Insurance costs a lot but having none costs more.
There are sensible ways to save money on insurance, but skipping coverage isn’t one of them. Medical bills from even a minor car accident can kill your savings – a major illness can push you into bankruptcy.Many small businesses have saved tons of money by offering their co-workers health insurance. Don’t be that one person that chooses not to pay from health insurance and then end up being homeless later.
If your employer offers insurance, grab it.
Group medical coverage, particularly when it’s large employer-subsidized, is almost always a better deal than anything you can get on your own, even if you’re young and healthy. If you’re NOT young and healthy, it’s definitely a better deal. Group medical insurance is a great way to get great prices. Kaiser, Aetna, HealthNet, Blue Cross, Blue Shield are just naming a few carriers that have large group medical coverage
Comparing plans is tough but necessary.
Unfortunately, there is no such thing as standard coverage. Benefits and costs vary widely from plan to plan. If you have choices, you’ll have to examine each one closely to find the best deal. And when you have questions you should immediately call your health insurance broker so that they can help.
The lowest premium isn’t always the cheapest plan.
What your insurance covers is just as important as, and sometimes more important than, what you pay up front. Ultimately, the cheapest plan is the one with the best price for the benefits you’re most likely to use.
Even good coverage can have things missing.
You can count on your health insurance to cover you for a hospital stay. Most policies cover doctor visits, but benefits for mental health, prescription drugs and dental care are optional. That is why you should always consult your broker, either in the San Jose, Campbell, Sunnyvale, Santa Clara, San Francisco, or Milpitas area.
You’ll pay more for freedom.
Plans with the most comprehensive coverage at the lowest out-of-pocket cost require you to use a specified network of hospitals, doctors, labs, and other providers. The more flexibility you have, the more you pay, in either premiums or co-payments.
You can keep your insurance if you lose your job.

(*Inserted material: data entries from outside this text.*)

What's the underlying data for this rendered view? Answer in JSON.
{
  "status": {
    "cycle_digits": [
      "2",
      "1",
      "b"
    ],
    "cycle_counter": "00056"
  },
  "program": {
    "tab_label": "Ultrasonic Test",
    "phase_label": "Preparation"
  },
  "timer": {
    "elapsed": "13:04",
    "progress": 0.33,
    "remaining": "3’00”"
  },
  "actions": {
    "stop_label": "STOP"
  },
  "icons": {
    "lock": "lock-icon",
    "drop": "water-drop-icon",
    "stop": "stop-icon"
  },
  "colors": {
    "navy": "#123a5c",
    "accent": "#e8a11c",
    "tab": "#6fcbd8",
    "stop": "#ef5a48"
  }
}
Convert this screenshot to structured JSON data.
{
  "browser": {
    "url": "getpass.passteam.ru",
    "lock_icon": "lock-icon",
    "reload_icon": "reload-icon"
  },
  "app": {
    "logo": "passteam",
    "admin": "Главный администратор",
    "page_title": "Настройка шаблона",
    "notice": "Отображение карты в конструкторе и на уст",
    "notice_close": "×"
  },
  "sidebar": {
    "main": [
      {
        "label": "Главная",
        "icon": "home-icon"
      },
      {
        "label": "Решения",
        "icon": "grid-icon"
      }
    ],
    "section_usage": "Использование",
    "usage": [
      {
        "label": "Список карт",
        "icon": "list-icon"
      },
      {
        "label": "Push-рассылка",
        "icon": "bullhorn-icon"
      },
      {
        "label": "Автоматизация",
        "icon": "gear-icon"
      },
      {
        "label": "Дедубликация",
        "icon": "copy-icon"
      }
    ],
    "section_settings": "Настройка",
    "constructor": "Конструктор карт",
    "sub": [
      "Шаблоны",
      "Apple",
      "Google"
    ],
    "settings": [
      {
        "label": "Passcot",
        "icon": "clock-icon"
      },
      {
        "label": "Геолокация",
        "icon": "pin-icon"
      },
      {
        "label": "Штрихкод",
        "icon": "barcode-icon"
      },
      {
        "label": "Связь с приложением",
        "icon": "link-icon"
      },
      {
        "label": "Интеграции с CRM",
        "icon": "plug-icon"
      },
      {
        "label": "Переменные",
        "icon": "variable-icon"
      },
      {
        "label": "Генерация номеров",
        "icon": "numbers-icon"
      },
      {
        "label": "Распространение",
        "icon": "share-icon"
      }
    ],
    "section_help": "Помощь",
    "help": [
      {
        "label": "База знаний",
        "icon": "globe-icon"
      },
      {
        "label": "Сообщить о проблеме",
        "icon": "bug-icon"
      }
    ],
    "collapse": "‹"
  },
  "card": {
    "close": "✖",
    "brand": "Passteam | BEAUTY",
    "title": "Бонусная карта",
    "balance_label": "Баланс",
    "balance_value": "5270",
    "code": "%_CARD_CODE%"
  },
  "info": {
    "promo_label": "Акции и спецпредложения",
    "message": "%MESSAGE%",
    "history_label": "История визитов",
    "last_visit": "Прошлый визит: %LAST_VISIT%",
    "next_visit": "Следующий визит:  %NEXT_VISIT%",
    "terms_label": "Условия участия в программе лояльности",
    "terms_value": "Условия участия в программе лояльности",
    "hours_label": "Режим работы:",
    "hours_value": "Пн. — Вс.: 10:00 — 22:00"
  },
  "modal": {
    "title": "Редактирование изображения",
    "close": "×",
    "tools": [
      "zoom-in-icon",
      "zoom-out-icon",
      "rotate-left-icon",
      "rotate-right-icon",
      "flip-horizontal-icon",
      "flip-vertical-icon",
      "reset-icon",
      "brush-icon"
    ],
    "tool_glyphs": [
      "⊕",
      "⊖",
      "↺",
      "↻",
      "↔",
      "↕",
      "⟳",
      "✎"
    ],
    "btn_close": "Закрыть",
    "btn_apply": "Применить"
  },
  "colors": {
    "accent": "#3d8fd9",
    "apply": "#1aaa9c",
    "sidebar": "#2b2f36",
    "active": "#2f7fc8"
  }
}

State and federal regulations protect you from losing your health coverage in the event you lose your job (COBRA). Unfortunately, they offer little protection from high premium costs. However, jobless workers may get help paying for these premiums as part of the economic stimulus bill.